The American Marijuana Tax Act in 1937 dissuaded farmers from cultivating the plant. Following the end of the war, further prohibition occurred. Hemp was commonly confused with its psychoactive cousin and was often vilified in the media and in politics. Then, as the ‘war on drugs’ was started by President Nixon, hemp was outlawed in 1971 in the USA.

Since then, hemp has been re-legalised in the UK in 1993. It is still only legal in a handful of states in the USA despite the popularity of the industry in Canada. In many European nations, small markets for hemp do still exist. Hemp can and is still used for a number of things today, including paper, food, textiles, and cosmetics.

CBD

GW Pharma have created the first FDA approved drug, CBD, which has been created from extracts of cannabis. CBD, also known as cannabidiol,  is somewhat of a buzzword these days. Many people are using it to help with things like chronic pain in the form of oils, tinctures, vape liquid, and even gummies. It’s likely you even know somebody who is using or has used CBD, and has benefited from it in some way. There are different dosages and strengths to consider so that use can be for general health all the way up to chronic pain relief. GW Pharma created their drug to treat conditions such as epileptic syndromes, Dravet syndrome and Lennox-Gastaut syndrome.

While some may still be dubious about CBD and its uses, it’s worth noting that hemp is an all natural plant and has had numerous uses over the years. It has been grown all over the world for thousands of years and was once one of the most valuable commodities in the world.

The Negative Elements Of Cannabis

Now, although hemp is very different from the psychoactive cannabis, it’s worth touching on some of the negative elements of cannabis. Consuming too much cannabis can be correlated with a number of issues, including blockages in memory formation, and balance and coordination. Driving or operating machinery after taking cannabis is illegal for good reason. Consuming cannabis has also been linked with an increased risk of depression, increased feelings of anxiety and paranoia, and even psychosis. If cannabis is not used sensibly or by the right candidate, it could result in numerous mental health issues and even dependency. It could potentially make existing mental health issues worse.

That being said, if legalised and controlled, cannabis could potentially become a benefit to social social and the economic society. When used by the appropriate candidate in suitable amounts, cannabis can help us to feel good, control seizures, treat pain and disease, and more.
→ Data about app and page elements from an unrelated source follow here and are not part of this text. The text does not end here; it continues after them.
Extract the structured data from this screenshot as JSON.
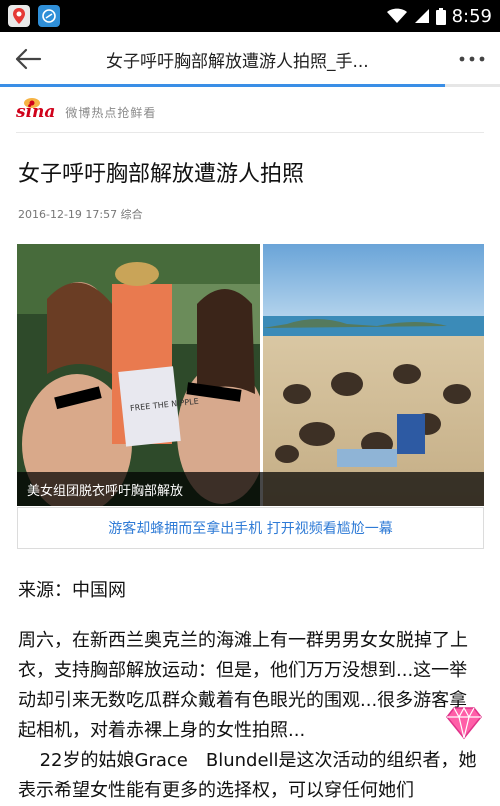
{
  "status_bar": {
    "time": "8:59"
  },
  "toolbar": {
    "title": "女子呼吁胸部解放遭游人拍照_手..."
  },
  "page_load_progress": 0.89,
  "source": {
    "logo_text": "sina",
    "slogan": "微博热点抢鲜看"
  },
  "article": {
    "headline": "女子呼吁胸部解放遭游人拍照",
    "meta": "2016-12-19 17:57 综合",
    "image_caption": "美女组团脱衣呼吁胸部解放",
    "video_link": "游客却蜂拥而至拿出手机 打开视频看尴尬一幕",
    "source_line": "来源：中国网",
    "paragraphs": [
      "周六，在新西兰奥克兰的海滩上有一群男男女女脱掉了上衣，支持胸部解放运动：但是，他们万万没想到...这一举动却引来无数吃瓜群众戴着有色眼光的围观...很多游客拿起相机，对着赤裸上身的女性拍照...",
      "22岁的姑娘Grace　Blundell是这次活动的组织者，她表示希望女性能有更多的选择权，可以穿任何她们"
    ],
    "sign_text": "FREE THE NIPPLE"
  }
}
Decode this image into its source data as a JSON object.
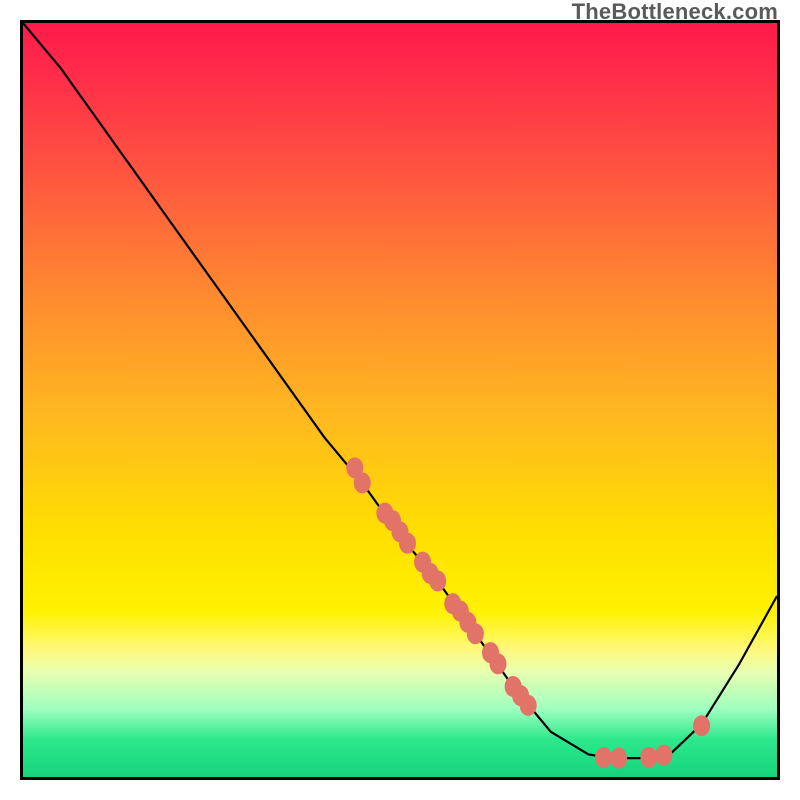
{
  "watermark": "TheBottleneck.com",
  "chart_data": {
    "type": "line",
    "title": "",
    "xlabel": "",
    "ylabel": "",
    "x_range": [
      0,
      100
    ],
    "y_range": [
      0,
      100
    ],
    "curve": [
      {
        "x": 0,
        "y": 100
      },
      {
        "x": 5,
        "y": 94
      },
      {
        "x": 10,
        "y": 87
      },
      {
        "x": 15,
        "y": 80
      },
      {
        "x": 20,
        "y": 73
      },
      {
        "x": 25,
        "y": 66
      },
      {
        "x": 30,
        "y": 59
      },
      {
        "x": 35,
        "y": 52
      },
      {
        "x": 40,
        "y": 45
      },
      {
        "x": 45,
        "y": 39
      },
      {
        "x": 50,
        "y": 32
      },
      {
        "x": 55,
        "y": 26
      },
      {
        "x": 60,
        "y": 19
      },
      {
        "x": 65,
        "y": 12
      },
      {
        "x": 70,
        "y": 6
      },
      {
        "x": 75,
        "y": 3
      },
      {
        "x": 78,
        "y": 2.5
      },
      {
        "x": 82,
        "y": 2.5
      },
      {
        "x": 86,
        "y": 3.2
      },
      {
        "x": 90,
        "y": 7
      },
      {
        "x": 95,
        "y": 15
      },
      {
        "x": 100,
        "y": 24
      }
    ],
    "points": [
      {
        "x": 44,
        "y": 41
      },
      {
        "x": 45,
        "y": 39
      },
      {
        "x": 48,
        "y": 35
      },
      {
        "x": 49,
        "y": 34
      },
      {
        "x": 50,
        "y": 32.5
      },
      {
        "x": 51,
        "y": 31
      },
      {
        "x": 53,
        "y": 28.5
      },
      {
        "x": 54,
        "y": 27
      },
      {
        "x": 55,
        "y": 26
      },
      {
        "x": 57,
        "y": 23
      },
      {
        "x": 58,
        "y": 22
      },
      {
        "x": 59,
        "y": 20.5
      },
      {
        "x": 60,
        "y": 19
      },
      {
        "x": 62,
        "y": 16.5
      },
      {
        "x": 63,
        "y": 15
      },
      {
        "x": 65,
        "y": 12
      },
      {
        "x": 66,
        "y": 10.8
      },
      {
        "x": 67,
        "y": 9.5
      },
      {
        "x": 77,
        "y": 2.6
      },
      {
        "x": 79,
        "y": 2.5
      },
      {
        "x": 83,
        "y": 2.6
      },
      {
        "x": 85,
        "y": 2.9
      },
      {
        "x": 90,
        "y": 6.8
      }
    ],
    "colors": {
      "curve": "#000000",
      "dot": "#e27368",
      "gradient_top": "#ff1a4a",
      "gradient_mid": "#ffe000",
      "gradient_bottom": "#15d47a"
    }
  }
}
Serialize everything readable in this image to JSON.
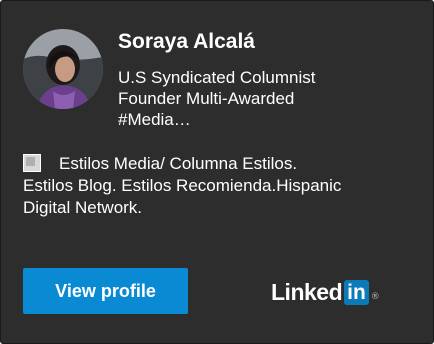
{
  "profile": {
    "name": "Soraya Alcalá",
    "headline_lines": [
      "U.S Syndicated Columnist",
      "Founder Multi-Awarded",
      "#Media…"
    ],
    "summary_lines": [
      "Estilos Media/ Columna Estilos.",
      "Estilos Blog. Estilos Recomienda.Hispanic",
      "Digital Network."
    ],
    "avatar_icon": "profile-photo"
  },
  "actions": {
    "view_profile_label": "View profile"
  },
  "brand": {
    "word": "Linked",
    "box": "in",
    "registered": "®",
    "box_color": "#0a7ab8"
  },
  "colors": {
    "card_background": "#2d2d2d",
    "button_background": "#0a8ad2"
  }
}
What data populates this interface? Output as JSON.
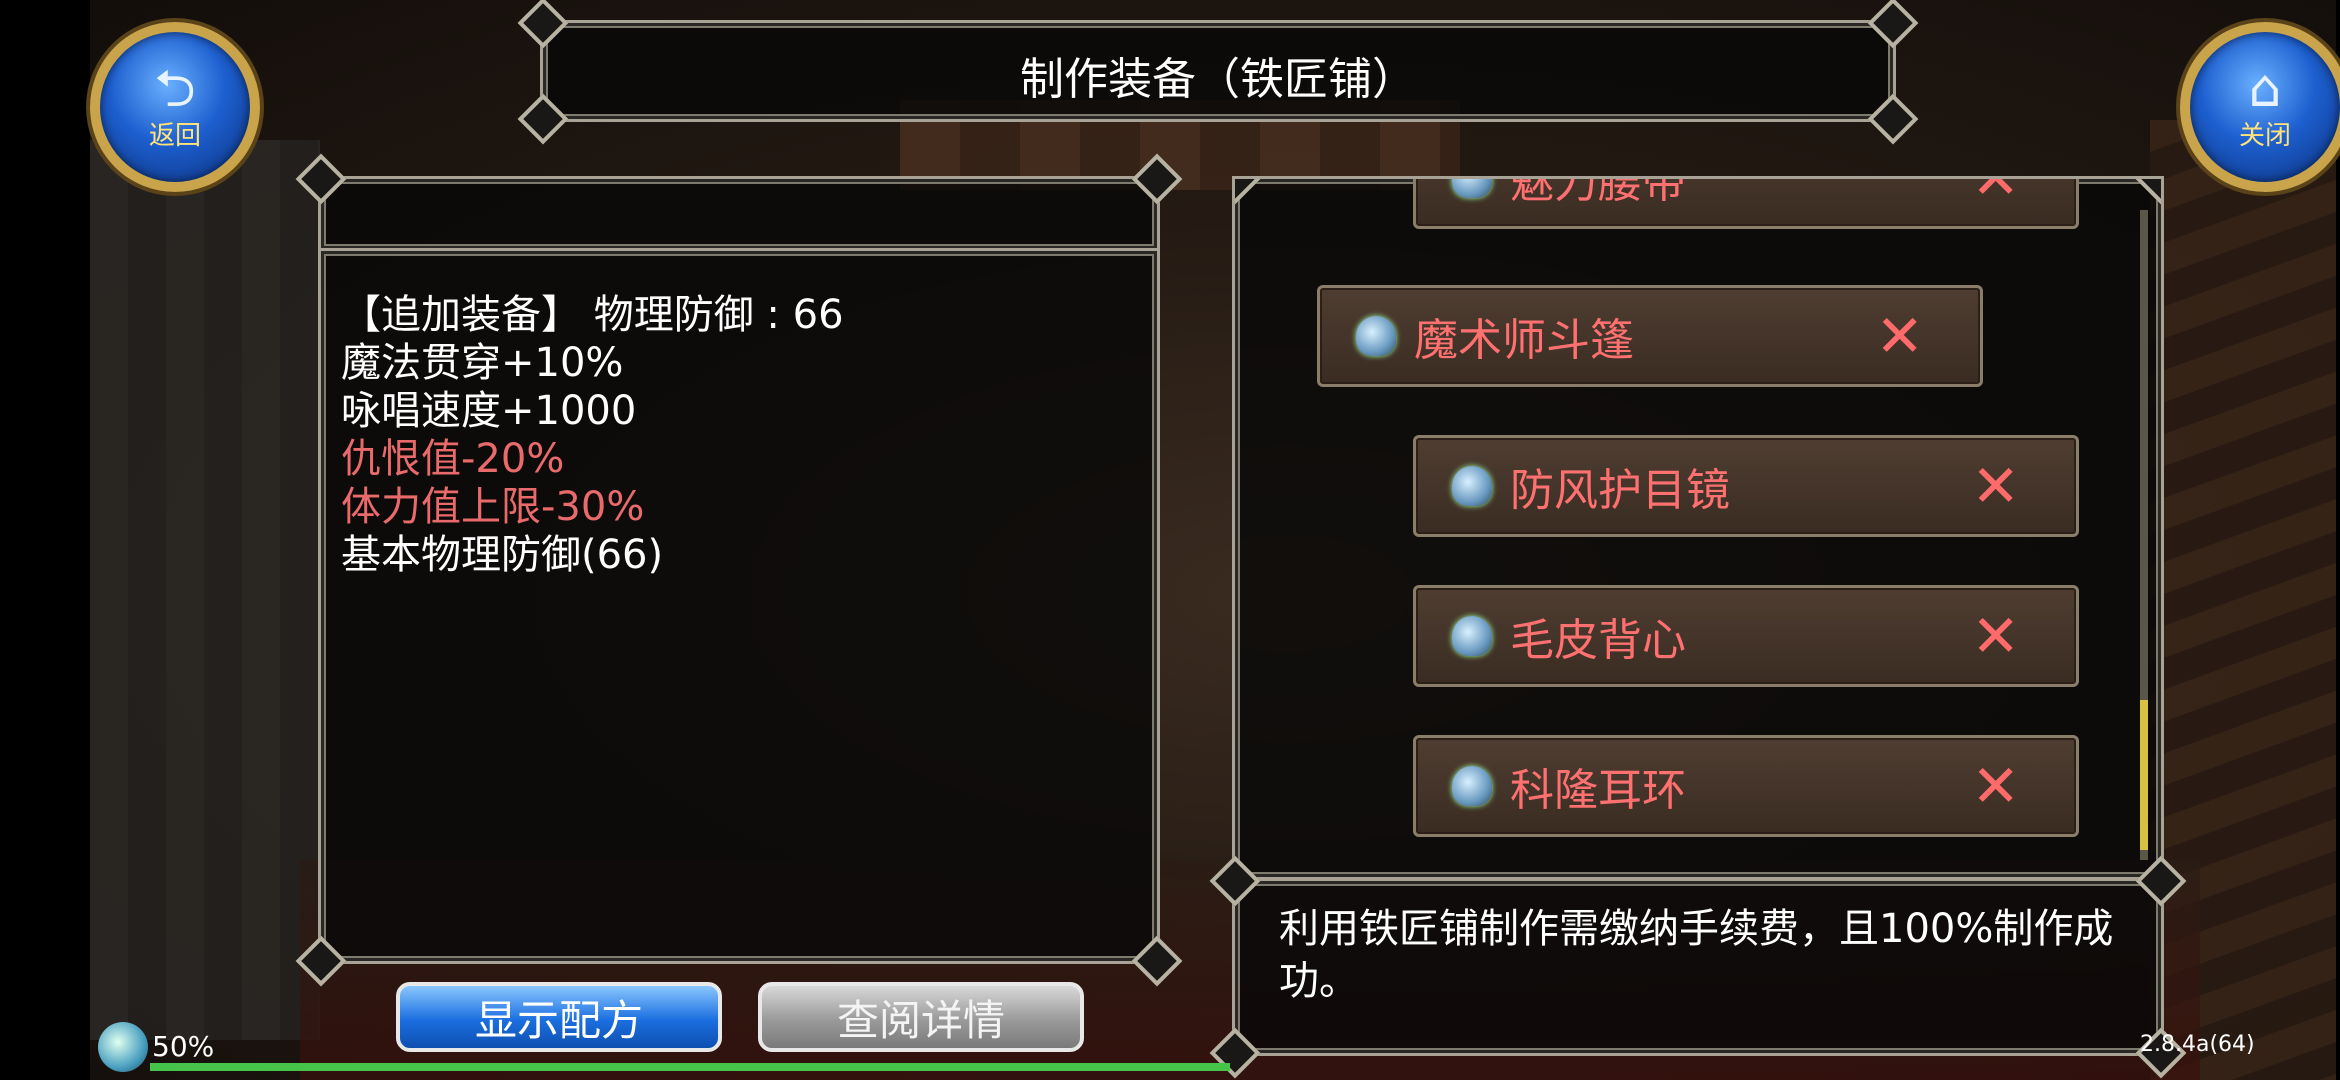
{
  "nav": {
    "back_label": "返回",
    "close_label": "关闭"
  },
  "title": "制作装备（铁匠铺）",
  "stats": [
    {
      "text": "【追加装备】 物理防御 :  66",
      "color": "white"
    },
    {
      "text": "魔法贯穿+10%",
      "color": "white"
    },
    {
      "text": "咏唱速度+1000",
      "color": "white"
    },
    {
      "text": "仇恨值-20%",
      "color": "red"
    },
    {
      "text": "体力值上限-30%",
      "color": "red"
    },
    {
      "text": "基本物理防御(66)",
      "color": "white"
    }
  ],
  "recipes": [
    {
      "name": "魅力腰带",
      "icon": "hat-icon",
      "available": false
    },
    {
      "name": "魔术师斗篷",
      "icon": "hat-icon",
      "available": false,
      "selected": true
    },
    {
      "name": "防风护目镜",
      "icon": "hat-icon",
      "available": false
    },
    {
      "name": "毛皮背心",
      "icon": "hat-icon",
      "available": false
    },
    {
      "name": "科隆耳环",
      "icon": "hat-icon",
      "available": false
    }
  ],
  "description": "利用铁匠铺制作需缴纳手续费，且100%制作成功。",
  "buttons": {
    "show_recipe": "显示配方",
    "view_details": "查阅详情"
  },
  "status": {
    "percent_label": "50%",
    "version": "2.8.4a(64)"
  },
  "colors": {
    "stat_red": "#e86a6a",
    "recipe_name": "#ff7070",
    "button_blue": "#1b6fe0",
    "frame_border": "#a8a396"
  }
}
Many people swear by this plant as a natural way to treat their ailments, create cosmetics, and assist them in other areas of daily life!